• **Exercise**
If a line of the records contains the word "sister", list it.

• **Dataset records**
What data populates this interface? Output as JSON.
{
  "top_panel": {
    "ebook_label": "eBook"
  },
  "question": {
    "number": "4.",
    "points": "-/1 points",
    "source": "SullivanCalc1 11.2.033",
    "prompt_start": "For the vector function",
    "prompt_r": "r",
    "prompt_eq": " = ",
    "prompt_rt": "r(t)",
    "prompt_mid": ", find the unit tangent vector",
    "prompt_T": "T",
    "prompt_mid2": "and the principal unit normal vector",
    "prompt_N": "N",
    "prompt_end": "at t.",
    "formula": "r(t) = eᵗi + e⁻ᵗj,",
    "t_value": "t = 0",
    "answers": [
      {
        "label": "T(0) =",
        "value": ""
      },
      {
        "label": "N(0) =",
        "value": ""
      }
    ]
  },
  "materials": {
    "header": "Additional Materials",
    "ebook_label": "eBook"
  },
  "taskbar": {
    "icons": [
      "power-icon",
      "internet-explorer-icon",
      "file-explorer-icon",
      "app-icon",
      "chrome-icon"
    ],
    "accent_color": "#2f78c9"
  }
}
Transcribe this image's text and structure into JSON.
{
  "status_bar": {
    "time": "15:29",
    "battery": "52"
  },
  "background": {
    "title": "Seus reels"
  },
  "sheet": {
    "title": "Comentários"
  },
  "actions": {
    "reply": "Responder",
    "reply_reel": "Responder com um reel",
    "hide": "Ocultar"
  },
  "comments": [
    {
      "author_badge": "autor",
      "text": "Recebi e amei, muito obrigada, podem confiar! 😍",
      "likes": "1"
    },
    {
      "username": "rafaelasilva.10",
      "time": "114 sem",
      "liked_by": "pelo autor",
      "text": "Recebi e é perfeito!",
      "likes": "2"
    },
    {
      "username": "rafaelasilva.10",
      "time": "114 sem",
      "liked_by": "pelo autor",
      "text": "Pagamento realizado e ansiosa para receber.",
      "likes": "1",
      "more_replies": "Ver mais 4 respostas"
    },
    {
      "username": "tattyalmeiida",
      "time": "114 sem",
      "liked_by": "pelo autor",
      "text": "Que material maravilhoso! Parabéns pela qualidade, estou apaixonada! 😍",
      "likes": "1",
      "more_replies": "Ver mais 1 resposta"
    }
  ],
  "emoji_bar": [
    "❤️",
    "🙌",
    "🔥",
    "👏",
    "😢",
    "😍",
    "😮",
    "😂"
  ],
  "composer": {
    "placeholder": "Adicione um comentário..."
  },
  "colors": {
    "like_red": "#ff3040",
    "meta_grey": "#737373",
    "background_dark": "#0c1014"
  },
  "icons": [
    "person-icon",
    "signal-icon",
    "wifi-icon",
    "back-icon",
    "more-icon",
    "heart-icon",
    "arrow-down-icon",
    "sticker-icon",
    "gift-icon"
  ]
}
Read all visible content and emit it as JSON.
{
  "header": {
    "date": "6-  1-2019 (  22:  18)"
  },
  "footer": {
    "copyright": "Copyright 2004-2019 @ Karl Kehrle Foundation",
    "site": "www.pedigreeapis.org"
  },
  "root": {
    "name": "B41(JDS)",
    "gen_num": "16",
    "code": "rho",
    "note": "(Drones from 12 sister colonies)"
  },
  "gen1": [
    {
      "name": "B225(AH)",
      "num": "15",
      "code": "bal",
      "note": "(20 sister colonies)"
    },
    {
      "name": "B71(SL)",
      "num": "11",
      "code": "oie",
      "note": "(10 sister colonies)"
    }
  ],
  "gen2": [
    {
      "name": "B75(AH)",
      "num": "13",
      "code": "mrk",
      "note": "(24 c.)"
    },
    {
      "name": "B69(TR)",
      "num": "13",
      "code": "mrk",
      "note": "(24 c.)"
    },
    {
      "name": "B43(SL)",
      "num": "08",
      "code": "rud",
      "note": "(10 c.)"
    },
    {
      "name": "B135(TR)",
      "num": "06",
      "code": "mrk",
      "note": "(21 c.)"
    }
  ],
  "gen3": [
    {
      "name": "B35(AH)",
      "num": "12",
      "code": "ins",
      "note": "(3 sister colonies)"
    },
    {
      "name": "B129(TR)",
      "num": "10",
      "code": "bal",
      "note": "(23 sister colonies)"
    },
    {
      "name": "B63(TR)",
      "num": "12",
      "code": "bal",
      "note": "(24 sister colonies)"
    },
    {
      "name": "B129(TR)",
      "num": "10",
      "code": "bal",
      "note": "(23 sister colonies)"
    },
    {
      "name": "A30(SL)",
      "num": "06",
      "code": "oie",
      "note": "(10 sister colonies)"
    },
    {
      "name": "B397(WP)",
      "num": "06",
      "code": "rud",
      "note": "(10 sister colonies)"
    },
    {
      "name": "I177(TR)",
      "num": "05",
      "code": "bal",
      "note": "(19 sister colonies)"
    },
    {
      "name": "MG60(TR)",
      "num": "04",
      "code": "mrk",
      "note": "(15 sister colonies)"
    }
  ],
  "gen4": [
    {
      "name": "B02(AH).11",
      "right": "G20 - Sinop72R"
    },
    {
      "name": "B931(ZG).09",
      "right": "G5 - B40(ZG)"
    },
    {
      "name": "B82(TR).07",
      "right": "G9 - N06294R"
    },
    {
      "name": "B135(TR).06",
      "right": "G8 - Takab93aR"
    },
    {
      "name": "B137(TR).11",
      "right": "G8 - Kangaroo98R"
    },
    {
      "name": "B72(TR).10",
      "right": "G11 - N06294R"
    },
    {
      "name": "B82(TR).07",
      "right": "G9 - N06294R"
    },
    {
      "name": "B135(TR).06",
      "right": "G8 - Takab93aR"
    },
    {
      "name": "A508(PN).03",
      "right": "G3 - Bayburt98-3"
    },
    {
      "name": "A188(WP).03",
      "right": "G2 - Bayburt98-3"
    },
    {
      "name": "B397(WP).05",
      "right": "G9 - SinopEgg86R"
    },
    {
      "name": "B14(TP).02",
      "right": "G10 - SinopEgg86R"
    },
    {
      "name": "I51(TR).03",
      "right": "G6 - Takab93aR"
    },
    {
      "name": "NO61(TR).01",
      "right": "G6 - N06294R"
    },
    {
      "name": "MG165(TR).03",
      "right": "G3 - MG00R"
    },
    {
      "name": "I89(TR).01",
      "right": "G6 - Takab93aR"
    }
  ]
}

• **Written answer**
    "note": "(Drones from 12 sister colonies)"
      "note": "(20 sister colonies)"
      "note": "(10 sister colonies)"
      "note": "(3 sister colonies)"
      "note": "(23 sister colonies)"
      "note": "(24 sister colonies)"
      "note": "(23 sister colonies)"
      "note": "(10 sister colonies)"
      "note": "(10 sister colonies)"
      "note": "(19 sister colonies)"
      "note": "(15 sister colonies)"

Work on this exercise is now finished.